One of my favourite parts of the garden, though sadly little visited day-to-day is the 'shubbery'; the wild area right at the bottom of the garden, at the very front, where the drive passes by close through the gate and curves up and on, away to the house at the top of the hill.
The area is barricaded on it's South and West sides by great tall clumps of Rhodeodendron bushes thick, darkest green and dense with shiny, plasticy leaves. In Summer gorgeous fuscia pink blooms burst forth in convex towering masses.
The area is dominated by an ancient old pine; its sandy red coloured bark dry and dusty from age and sun, the ridges in it running deep and filled with decades of rotting needles, insects and a light covering of cobwebs.

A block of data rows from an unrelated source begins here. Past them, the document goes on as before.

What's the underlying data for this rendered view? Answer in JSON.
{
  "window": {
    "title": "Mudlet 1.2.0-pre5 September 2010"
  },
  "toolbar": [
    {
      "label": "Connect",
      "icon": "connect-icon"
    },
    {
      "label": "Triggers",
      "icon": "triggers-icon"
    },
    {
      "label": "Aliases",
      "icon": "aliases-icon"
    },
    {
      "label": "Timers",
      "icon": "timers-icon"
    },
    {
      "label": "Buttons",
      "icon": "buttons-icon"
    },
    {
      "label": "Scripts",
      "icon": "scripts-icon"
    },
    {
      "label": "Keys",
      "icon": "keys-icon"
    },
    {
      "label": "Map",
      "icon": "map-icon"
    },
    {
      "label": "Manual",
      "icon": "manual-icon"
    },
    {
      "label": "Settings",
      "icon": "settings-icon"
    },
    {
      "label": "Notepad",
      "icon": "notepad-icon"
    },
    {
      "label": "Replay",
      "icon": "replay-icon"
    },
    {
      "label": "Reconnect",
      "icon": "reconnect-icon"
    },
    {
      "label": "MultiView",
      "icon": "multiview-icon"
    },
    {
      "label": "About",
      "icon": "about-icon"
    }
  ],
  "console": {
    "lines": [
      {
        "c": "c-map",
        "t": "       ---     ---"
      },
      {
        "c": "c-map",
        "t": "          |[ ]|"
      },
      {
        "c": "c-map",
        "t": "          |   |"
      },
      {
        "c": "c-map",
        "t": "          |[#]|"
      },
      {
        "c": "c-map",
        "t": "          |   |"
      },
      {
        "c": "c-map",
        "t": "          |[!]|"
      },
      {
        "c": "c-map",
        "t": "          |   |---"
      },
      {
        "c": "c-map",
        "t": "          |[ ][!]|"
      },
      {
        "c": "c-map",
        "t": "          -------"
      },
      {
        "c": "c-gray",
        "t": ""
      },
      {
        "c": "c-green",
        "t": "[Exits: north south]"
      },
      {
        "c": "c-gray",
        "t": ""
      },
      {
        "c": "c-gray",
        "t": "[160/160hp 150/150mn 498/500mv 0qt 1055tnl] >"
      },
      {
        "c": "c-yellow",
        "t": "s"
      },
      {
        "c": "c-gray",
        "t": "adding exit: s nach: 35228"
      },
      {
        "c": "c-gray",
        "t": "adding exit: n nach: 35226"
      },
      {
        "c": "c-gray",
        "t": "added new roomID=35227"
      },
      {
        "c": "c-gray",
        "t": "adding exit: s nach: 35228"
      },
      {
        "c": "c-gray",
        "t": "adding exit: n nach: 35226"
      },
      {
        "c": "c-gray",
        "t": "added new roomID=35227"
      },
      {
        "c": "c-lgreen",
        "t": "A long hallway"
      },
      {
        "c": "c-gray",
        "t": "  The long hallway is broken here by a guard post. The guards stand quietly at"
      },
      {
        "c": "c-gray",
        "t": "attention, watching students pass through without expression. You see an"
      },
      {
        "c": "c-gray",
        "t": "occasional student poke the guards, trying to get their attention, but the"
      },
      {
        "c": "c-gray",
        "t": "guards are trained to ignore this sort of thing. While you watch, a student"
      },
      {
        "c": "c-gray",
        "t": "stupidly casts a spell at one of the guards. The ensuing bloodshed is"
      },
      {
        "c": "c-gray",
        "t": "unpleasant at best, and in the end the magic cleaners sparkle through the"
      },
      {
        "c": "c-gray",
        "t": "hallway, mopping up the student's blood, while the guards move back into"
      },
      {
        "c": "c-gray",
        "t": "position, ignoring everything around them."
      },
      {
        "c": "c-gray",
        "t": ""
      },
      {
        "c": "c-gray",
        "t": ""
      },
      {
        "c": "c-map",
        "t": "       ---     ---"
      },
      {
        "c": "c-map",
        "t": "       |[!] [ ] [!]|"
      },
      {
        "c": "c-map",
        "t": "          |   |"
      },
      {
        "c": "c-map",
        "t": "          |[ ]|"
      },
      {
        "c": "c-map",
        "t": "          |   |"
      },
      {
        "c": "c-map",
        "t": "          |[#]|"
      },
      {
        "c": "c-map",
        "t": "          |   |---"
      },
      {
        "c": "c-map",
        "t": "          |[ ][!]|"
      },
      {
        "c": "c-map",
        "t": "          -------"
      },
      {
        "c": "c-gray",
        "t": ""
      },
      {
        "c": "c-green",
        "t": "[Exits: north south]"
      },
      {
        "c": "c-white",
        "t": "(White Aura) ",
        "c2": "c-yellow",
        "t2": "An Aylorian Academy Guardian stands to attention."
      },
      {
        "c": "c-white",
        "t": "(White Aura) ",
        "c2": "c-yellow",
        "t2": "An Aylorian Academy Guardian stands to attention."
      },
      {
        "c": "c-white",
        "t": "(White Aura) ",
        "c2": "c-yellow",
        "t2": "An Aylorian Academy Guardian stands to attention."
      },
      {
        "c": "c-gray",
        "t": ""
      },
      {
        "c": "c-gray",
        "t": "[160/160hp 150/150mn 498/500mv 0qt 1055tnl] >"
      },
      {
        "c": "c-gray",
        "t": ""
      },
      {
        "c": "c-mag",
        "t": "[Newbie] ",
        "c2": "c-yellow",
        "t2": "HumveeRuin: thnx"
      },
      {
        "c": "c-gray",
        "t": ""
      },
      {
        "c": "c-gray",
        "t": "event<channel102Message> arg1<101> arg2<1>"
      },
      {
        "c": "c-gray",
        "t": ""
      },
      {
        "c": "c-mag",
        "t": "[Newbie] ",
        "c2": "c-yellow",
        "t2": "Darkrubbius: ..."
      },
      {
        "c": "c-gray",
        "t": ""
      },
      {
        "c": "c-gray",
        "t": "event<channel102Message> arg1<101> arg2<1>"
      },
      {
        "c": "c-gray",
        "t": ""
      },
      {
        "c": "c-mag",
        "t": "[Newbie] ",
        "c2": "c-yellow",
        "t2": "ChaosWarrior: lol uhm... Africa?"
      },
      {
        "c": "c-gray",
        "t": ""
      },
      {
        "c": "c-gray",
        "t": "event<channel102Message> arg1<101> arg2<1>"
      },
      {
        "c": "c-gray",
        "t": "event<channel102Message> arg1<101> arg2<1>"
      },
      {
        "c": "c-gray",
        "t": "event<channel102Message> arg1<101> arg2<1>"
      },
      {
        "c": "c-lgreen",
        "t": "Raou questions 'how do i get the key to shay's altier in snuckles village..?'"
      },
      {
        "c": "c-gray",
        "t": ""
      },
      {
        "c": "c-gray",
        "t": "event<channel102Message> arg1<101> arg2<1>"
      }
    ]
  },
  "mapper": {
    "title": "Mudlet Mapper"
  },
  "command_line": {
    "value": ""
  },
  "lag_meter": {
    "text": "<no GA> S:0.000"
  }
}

A tyre swing used to hang from the main arterial branch which sticks out to the west like a great long limb. The tyre was always filled with detritus but if you were small enough, you could stand on it instead of sitting and swing the ancient rope back and forth in the sun.
This is the part of the garden first touched by Spring in the shape of the tiny white heads of the snowdrops in late Februray, sometimes March, which rise steadfast through cold and frost out of the hard earth to be followed shortly after by the sporadic spattering of croci, in purples and yellows by the little overgrown pond, and after by the resplendant Daffodils raising their majestic heads high above the green in bright egg-yolk yellow.
The bamboo tree sits all year round keeping close it's vertiginous crop. The ancient, secret paved path that I was fascinated with as a child runs around this area, cracked and mossy, and the series of three little ponds my father built in one of his first flushes of garden building, now slightly overgrown provide a great habitat for rushes and mulches and goodness knows what else.
There is a selection of other trees and bushes here too which make up the boundary of our home and rumble up slowly towards the house. One day a few weeks ago I picked a leaf from each one of these and drew them. Their beautiful different shades and shapes of green contrasting each other wonderfully. My idea is to either turn this into a print and/or to make a necklace, each leaf represented either in fabric or metal.